A key message from the property team at Atlassian, one of Australia’s fastest growing software companies, is to take it to a level and get out the way!

Atlassian have learned to create a workplace that embodies their values and encourages certain behaviours to align with brand and then they let their teams take over and own the space rather than simply occupy it. This was tough at first to watch people creating murals on freshly painted walls and rearranging furniture but the net effect was a more engaged team who had a personal investment in the space and how it supported their daily tasks.

It became obvious to Atlassian that an overly curated space would stifle cultural growth and limit individuality which is key to developing well rounded teams. If everyone fits neatly into the same box and profile we don’t get the range of ideas that will lead to competitive advantage.

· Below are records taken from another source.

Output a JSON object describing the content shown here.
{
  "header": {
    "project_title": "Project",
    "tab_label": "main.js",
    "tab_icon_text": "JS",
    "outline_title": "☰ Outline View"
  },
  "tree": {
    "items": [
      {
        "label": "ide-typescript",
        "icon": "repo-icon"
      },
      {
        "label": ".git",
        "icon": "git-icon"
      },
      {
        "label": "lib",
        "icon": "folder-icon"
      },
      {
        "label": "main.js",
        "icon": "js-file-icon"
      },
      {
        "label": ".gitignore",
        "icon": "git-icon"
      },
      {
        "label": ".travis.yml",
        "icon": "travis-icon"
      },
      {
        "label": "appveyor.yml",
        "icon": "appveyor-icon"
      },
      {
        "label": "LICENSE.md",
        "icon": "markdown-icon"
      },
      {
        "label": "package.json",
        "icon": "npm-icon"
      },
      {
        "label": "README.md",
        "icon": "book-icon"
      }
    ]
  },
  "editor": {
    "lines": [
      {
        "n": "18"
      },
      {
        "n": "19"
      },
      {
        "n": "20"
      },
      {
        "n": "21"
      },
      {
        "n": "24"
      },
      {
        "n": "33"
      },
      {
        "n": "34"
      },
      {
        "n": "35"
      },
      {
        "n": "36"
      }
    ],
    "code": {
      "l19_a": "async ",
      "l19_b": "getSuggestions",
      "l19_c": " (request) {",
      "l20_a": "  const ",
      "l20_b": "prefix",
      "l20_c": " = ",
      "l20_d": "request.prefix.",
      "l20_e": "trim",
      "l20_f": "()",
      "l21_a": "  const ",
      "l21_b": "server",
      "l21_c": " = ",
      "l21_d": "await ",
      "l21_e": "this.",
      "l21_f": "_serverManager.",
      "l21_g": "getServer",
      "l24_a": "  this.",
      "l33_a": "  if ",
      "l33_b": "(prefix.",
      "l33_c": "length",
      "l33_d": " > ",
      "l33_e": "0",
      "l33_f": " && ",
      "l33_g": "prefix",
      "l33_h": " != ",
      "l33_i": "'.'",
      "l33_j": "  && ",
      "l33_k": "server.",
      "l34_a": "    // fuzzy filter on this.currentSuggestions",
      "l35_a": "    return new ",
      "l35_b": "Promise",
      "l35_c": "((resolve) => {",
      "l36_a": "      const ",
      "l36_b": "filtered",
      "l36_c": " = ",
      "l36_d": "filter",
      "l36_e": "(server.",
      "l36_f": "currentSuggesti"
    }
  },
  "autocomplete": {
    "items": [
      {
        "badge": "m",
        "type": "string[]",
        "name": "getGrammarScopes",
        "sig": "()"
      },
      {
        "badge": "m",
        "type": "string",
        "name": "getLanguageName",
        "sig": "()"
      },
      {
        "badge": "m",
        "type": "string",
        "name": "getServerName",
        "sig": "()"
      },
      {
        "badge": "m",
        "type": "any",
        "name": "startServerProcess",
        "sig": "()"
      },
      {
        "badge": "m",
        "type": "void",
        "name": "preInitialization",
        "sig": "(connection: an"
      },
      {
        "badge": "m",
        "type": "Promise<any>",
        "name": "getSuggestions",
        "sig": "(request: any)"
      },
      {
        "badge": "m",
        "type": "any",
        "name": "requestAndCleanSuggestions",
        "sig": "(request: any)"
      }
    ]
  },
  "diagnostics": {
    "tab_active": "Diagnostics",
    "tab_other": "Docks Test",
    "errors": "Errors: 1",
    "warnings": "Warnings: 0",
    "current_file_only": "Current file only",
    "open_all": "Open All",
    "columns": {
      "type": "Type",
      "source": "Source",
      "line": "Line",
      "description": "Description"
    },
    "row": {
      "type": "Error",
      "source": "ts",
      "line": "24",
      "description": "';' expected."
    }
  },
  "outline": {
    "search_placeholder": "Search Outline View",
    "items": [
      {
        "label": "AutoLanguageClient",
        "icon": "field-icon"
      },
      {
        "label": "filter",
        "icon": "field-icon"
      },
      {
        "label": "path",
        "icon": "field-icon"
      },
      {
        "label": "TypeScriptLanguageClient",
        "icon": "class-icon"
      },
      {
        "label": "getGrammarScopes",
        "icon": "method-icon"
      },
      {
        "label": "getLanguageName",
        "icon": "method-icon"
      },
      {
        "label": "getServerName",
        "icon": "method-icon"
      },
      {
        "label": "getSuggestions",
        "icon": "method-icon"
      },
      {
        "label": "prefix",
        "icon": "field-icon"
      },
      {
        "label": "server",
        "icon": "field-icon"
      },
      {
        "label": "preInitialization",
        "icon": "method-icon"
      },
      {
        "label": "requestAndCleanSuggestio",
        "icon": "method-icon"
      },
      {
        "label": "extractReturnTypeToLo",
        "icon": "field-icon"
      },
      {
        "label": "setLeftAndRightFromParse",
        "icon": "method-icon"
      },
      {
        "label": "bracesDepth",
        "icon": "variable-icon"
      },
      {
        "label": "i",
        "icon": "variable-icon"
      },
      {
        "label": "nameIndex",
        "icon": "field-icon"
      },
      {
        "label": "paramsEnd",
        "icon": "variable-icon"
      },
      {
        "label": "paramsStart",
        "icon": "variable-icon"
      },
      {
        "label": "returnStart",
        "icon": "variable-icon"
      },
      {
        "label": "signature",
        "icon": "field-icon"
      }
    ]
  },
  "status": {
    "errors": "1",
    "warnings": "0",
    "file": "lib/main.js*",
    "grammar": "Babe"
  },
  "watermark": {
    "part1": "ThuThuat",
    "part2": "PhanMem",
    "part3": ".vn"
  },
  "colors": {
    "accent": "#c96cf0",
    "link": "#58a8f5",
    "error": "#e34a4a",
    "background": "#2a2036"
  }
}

Micro managing and micro-curating is the best way to kill internal culture.


So how do we measure the new metrics?

Experience sits outside the traditional realms of cold hard metrics.

Measuring staff engagement, share ratios, density and staff turnover, are still relevant points of reference but need to be supplemented with new forms of data that may be unique to your organisation.

One example raised at Worktech was a business who measured the noise levels within the workplace. Acoustic reports are almost always created to understand how to reduce noise transfer and reverberation. In this case it was used to ensure an active buzz was building as teams became more collaborative.

An increase in face to face communication and discussion was a measure of success. This should result in more chatter across the office and a lively workplace vibe should develop.


In short, if a cultural target is to become more collaborative but you can hear a pin drop on the office floor something is definitely wrong.


Written by Keith Dougal, Senior Associate | Interior Designer at Studio Nine Architects
P — +61 8 8132 3999
E — [email protected]



My favourite Worktech18 quotes —

“I came to see, in my time at IBM, that culture isn’t just one aspect of the game, it is the game. In the end, an organisation is nothing more than the collective capacity of its people to create value”

(Louis Gerstner, Retired CEO – IBM)


“Companies now fit into two buckets: Either becoming a software company, or being disrupted by one”

(Scott Farquhar, Co-founder Atlassian)


“Don’t let the ‘cool’ distract you from achieving ‘authentic’ ”

(Allan Tranter)



My favourite Worktech18 statistics —

“15% of the workforce are actively disengaged in the workplace”

(Philip Ross, CEO Unwork)


“There is a 4 x Increase in profitability for companies that invest in employee experience vs those that don’t”

(Jacob Morgan, The Employer Experience Advantage)


“Less than a third of millennials expect to work in a ‘regular’ office”

(Staples: The Rise of Millenials in the workplace)


“78% of millennials see workplace quality as more important when choosing an employer”

(Staples: The Rise of Millenials in the workplace)


“69% of millennials will trade other benefits for a better workplace”

(Staples: The Rise of Millenials in the workplace)


“67.3% of Worktech presenters used big numbers and statistics to get their message across”


WORKTECH is a leading international workplace conference series. The event caters to the educational needs of Heads of CRE, Heads of FM and Chief Executives of the top Global 1000 companies, and has been held at locations around the world, including London, New York, San Francisco, Amsterdam, Shanghai, Singapore, São Paulo and Buenos Aires.  Find out more here